[THE TASK]
Throughout the records below, find the lines with the string "Chart" and give how many there are, nothing else.

Extracted records
════════════════

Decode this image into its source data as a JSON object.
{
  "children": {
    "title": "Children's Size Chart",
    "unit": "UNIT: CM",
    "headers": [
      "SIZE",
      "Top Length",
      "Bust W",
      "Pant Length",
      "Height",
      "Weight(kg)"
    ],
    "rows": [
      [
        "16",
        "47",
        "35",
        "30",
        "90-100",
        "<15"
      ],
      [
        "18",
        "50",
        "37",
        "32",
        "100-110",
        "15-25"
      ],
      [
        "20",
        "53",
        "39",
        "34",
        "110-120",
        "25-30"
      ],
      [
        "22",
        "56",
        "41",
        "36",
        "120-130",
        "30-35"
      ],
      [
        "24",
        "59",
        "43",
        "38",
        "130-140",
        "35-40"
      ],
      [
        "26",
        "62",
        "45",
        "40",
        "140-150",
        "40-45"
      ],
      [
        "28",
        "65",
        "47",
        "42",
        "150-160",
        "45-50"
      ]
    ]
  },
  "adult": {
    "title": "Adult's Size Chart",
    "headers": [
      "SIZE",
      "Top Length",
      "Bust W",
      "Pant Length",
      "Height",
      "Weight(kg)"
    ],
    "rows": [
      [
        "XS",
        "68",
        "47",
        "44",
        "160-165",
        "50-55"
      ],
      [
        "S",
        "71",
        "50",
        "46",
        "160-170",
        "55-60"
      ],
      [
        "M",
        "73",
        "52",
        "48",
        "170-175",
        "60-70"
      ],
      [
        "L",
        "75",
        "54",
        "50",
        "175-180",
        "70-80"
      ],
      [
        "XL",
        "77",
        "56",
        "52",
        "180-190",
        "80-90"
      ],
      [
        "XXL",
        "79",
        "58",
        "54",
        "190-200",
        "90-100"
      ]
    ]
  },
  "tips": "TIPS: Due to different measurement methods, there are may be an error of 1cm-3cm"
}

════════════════

[ANSWER SPACE]
2